1:37 PM PDT, March 27, 2014
Survey stakes went up earlier this week in Laguna Canyon for a proposed two-story building that would house the chronically homeless on a permanent basis.
Friendship Shelter, a Laguna Beach agency whose aim is to help homeless adults achieve self-sufficiency, and Irvine-based Jamboree Housing Corp. are working on a proposal to build a 40-unit apartment complex at a city-owned plot between the Pacific Marine Mammal Center and the dog park.
Proponents will present their plan at the City Council meeting April 22, but offered details during a conference call with the media Tuesday.
"We want to have a transparent, honest communication with the community," said Dawn Price, Friendship Shelter executive director.
Eligible clients must have been homeless for a year or longer, or homeless four times in the past three years, and have a mental or physical disability or a substance-abuse problem, according to the Friends of Supportive Housing website, which was developed by Jamboree and Friendship Shelter staff.
Clients would pay about one-third of their monthly income in rent. The money is expected to come from disability benefits.
Rent payments would average $200 to $300, said Helen Cameron, who in 1985 founded H.O.M.E.S. Inc., Orange County's first provider of permanent housing that offered support services. Cameron is now special-needs resident manager for Jamboree, which merged with H.O.M.E.S. and developed affordable homes in 67 California cities.
Jamboree also oversees Alice Court, a 27-unit apartment complex on Glenneyre Street in Laguna Beach.
"Our experience leads us to think it's an economical model," Cameron said. "We have a 98% success rate in keeping people housed. It's taking someone who might live under a tree and placing them in permanent supportive housing to keep them stable."
Clients who qualify for this program cannot live independently without ongoing support services, and must also meet state and federal requirements. The program would ideally cater to Laguna Beach homeless, but it's possible people from other cities would be accepted.
The project cost is estimated at $11 million, Jamboree senior project manager Vicky Ramirez wrote in an email.
Funding will come from private investors, along with federal, state and county agencies that support similar types of affordable housing, Ramirez said.

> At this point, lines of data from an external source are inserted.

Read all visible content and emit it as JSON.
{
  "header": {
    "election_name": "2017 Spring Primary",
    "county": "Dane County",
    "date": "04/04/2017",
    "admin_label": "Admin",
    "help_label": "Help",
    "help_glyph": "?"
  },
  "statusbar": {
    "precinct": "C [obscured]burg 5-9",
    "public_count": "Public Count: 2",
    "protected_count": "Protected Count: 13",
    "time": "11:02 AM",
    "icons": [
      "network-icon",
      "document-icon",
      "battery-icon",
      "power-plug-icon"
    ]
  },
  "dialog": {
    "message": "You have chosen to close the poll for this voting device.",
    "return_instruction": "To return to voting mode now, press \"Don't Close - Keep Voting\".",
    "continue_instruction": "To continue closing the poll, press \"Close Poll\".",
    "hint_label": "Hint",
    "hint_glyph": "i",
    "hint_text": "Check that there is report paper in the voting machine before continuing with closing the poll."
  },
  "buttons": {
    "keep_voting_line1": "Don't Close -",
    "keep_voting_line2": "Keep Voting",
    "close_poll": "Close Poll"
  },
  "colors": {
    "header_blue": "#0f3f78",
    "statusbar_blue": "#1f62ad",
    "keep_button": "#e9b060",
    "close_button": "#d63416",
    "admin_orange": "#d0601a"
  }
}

Ramirez estimates the facility will cost $230,000 per year to operate. These costs will be paid for through state and county agencies along with rental income from residents, she said. Each unit would be about 300 square feet, enough room for a bed, kitchen area and a desk.
The shelter would lease the land at a nominal rate that has not yet been determined, Price added.
Development plans for the project have not yet been submitted.
One of the issues still being hammered out is parking. Price said the number of spaces has not yet been determined, but the building must accommodate its own parking needs and not negatively affect nearby businesses.
"Our experience with similar developments teaches us that few residents will have cars, and thus parking needs will be lower than would be expected of a similar-sized community serving the general public," Price said.
Officials looked at multiple locations throughout Laguna but were drawn to the canyon location for a couple reasons, including cost, Friendship Shelter board member Marshall Ininns said.
"There was less of an impact on single-family residences than any [location] we looked at," Ininns said of the nearly 2-acre lot.
Having the Canyon Club, which offers alcohol recovery services, nearby is also a benefit, Price said.
The Friendship Shelter operates a temporary housing facility on Coast Highway, offering services and three meals a day for 32 adults, and the Alternative Sleeping Location, an emergency overnight shelter near the proposed project site.
The ASL would be incorporated into the development, and Friendship Shelter staff would provide on-site services.
The project would save Laguna Beach $150,000 in direct costs currently spent on operating the ASL, according to the Friends of Supportive Housing website.
"We've said all along, ever since the ASL opened up in 2009, that the shelter isn't going to solve the problem," Price said in an earlier Coastline Pilot story. "The problem is that certain people have mental health challenges that prevent them from earning money. In order to live independently, they need support."